To this statement, which affirms the vital role of humanistic coexistence within a diverse society, we would have to agree heartily. However, with regard to the banning of facial veils in a public school, that same agreement cannot be given.
I think that multiculturalism when all embrace the fundamental human rights of others can have a positive effect on a society. It would be dangerous to be exclusive as a knee jerk reaction. As members of a free society that places a value upon individual rights and inputs, while we must buoy our awareness of the danger of extremism, the best cure for that is to remain ever vigilent of repression in any form against individuals. Democracy and liberty require responsible citizenry. I would applaud Mr. Blair’s statements. It is regrettable that such an honorable and decent human being has been run out of the executive position in England.

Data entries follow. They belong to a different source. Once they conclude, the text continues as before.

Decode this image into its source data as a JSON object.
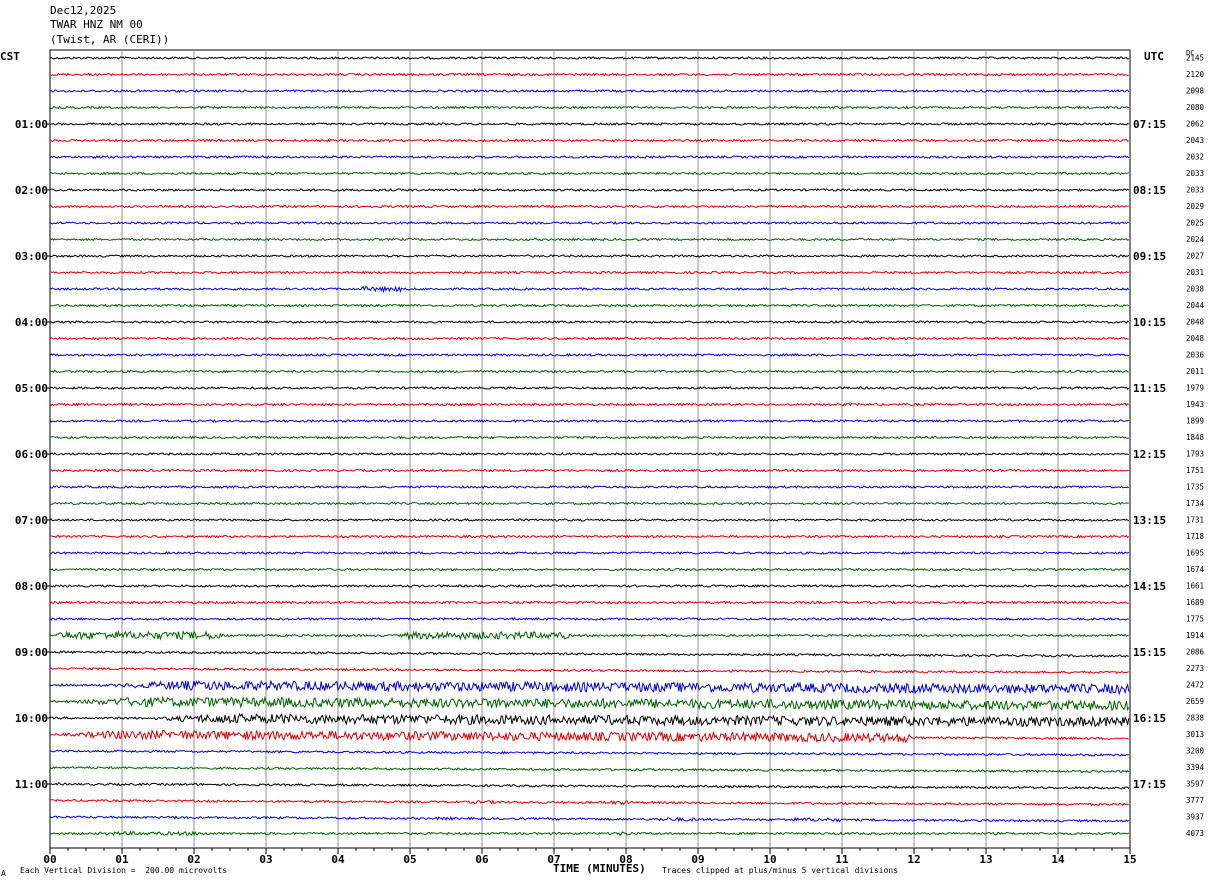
{
  "header": {
    "date": "Dec12,2025",
    "station": "TWAR HNZ NM 00",
    "location": "(Twist, AR (CERI))"
  },
  "left_label": "CST",
  "right_label": "UTC",
  "dc_label": "DC",
  "footer": {
    "left": "Each Vertical Division =  200.00 microvolts",
    "center": "TIME (MINUTES)",
    "right": "Traces clipped at plus/minus 5 vertical divisions",
    "mark": "A"
  },
  "chart_data": {
    "type": "line",
    "xlabel": "TIME (MINUTES)",
    "xlim": [
      0,
      15
    ],
    "x_ticks": [
      "00",
      "01",
      "02",
      "03",
      "04",
      "05",
      "06",
      "07",
      "08",
      "09",
      "10",
      "11",
      "12",
      "13",
      "14",
      "15"
    ],
    "trace_colors": [
      "#000000",
      "#e00000",
      "#0000e0",
      "#006400"
    ],
    "cst_labels": [
      "01:00",
      "02:00",
      "03:00",
      "04:00",
      "05:00",
      "06:00",
      "07:00",
      "08:00",
      "09:00",
      "10:00",
      "11:00"
    ],
    "utc_labels": [
      "07:15",
      "08:15",
      "09:15",
      "10:15",
      "11:15",
      "12:15",
      "13:15",
      "14:15",
      "15:15",
      "16:15",
      "17:15"
    ],
    "dc_values": [
      "2145",
      "2120",
      "2098",
      "2080",
      "2062",
      "2043",
      "2032",
      "2033",
      "2033",
      "2029",
      "2025",
      "2024",
      "2027",
      "2031",
      "2038",
      "2044",
      "2048",
      "2048",
      "2036",
      "2011",
      "1979",
      "1943",
      "1899",
      "1848",
      "1793",
      "1751",
      "1735",
      "1734",
      "1731",
      "1718",
      "1695",
      "1674",
      "1661",
      "1689",
      "1775",
      "1914",
      "2086",
      "2273",
      "2472",
      "2659",
      "2838",
      "3013",
      "3200",
      "3394",
      "3597",
      "3777",
      "3937",
      "4073"
    ],
    "trace_activity": [
      {
        "trace": 14,
        "start_min": 4.3,
        "end_min": 4.9,
        "amplitude": 0.8
      },
      {
        "trace": 35,
        "start_min": 0.0,
        "end_min": 2.4,
        "amplitude": 1.3
      },
      {
        "trace": 35,
        "start_min": 4.8,
        "end_min": 7.2,
        "amplitude": 1.2
      },
      {
        "trace": 37,
        "start_min": 11.3,
        "end_min": 11.9,
        "amplitude": 0.4
      },
      {
        "trace": 38,
        "start_min": 0.6,
        "end_min": 15.0,
        "amplitude": 1.6
      },
      {
        "trace": 39,
        "start_min": 0.0,
        "end_min": 15.0,
        "amplitude": 1.6
      },
      {
        "trace": 40,
        "start_min": 1.2,
        "end_min": 15.0,
        "amplitude": 1.6
      },
      {
        "trace": 41,
        "start_min": 0.0,
        "end_min": 12.0,
        "amplitude": 1.5
      },
      {
        "trace": 43,
        "start_min": 13.0,
        "end_min": 13.8,
        "amplitude": 0.4
      },
      {
        "trace": 44,
        "start_min": 6.0,
        "end_min": 6.5,
        "amplitude": 0.3
      },
      {
        "trace": 45,
        "start_min": 5.8,
        "end_min": 6.3,
        "amplitude": 0.5
      },
      {
        "trace": 45,
        "start_min": 7.6,
        "end_min": 8.1,
        "amplitude": 0.6
      },
      {
        "trace": 46,
        "start_min": 8.4,
        "end_min": 9.0,
        "amplitude": 0.6
      },
      {
        "trace": 46,
        "start_min": 10.2,
        "end_min": 11.0,
        "amplitude": 0.6
      },
      {
        "trace": 46,
        "start_min": 1.6,
        "end_min": 1.9,
        "amplitude": 0.5
      },
      {
        "trace": 46,
        "start_min": 5.3,
        "end_min": 5.6,
        "amplitude": 0.5
      },
      {
        "trace": 47,
        "start_min": 0.6,
        "end_min": 2.2,
        "amplitude": 0.6
      },
      {
        "trace": 47,
        "start_min": 7.8,
        "end_min": 8.1,
        "amplitude": 0.6
      }
    ]
  }
}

With regard to the veils in the school, as an educator I see some problems with it, but if it did not create a distraction to the learning process, or pose a security threat, I would not oppose it. While I am second to none in my opposition to the barbaric treatment of women in Islamic cultures, and am concerned about some of the more infamous practices now being reported in the US – genital mutilation as an instance – to ban this expression of religious belief in a public setting could be a slippery slope. At what point would wearing a Crucifix or a Star of David be seen as disruptive to the process or be seen as an establishment of religion. To view this as a form of parental repression is also a stretch. Many Christians and Jewish children are compelled by their parents to participate in their religious heritage, and this is a part of the rights of parents to guide the lives of their own minor children.
By protecting this fundamental right of individual expression of a religious belief we protect the rights of all relgious people to allow their free speech in a public sector. Let us be careful in what powers we grant the state with regard to reasonable expressions of faith in the public life.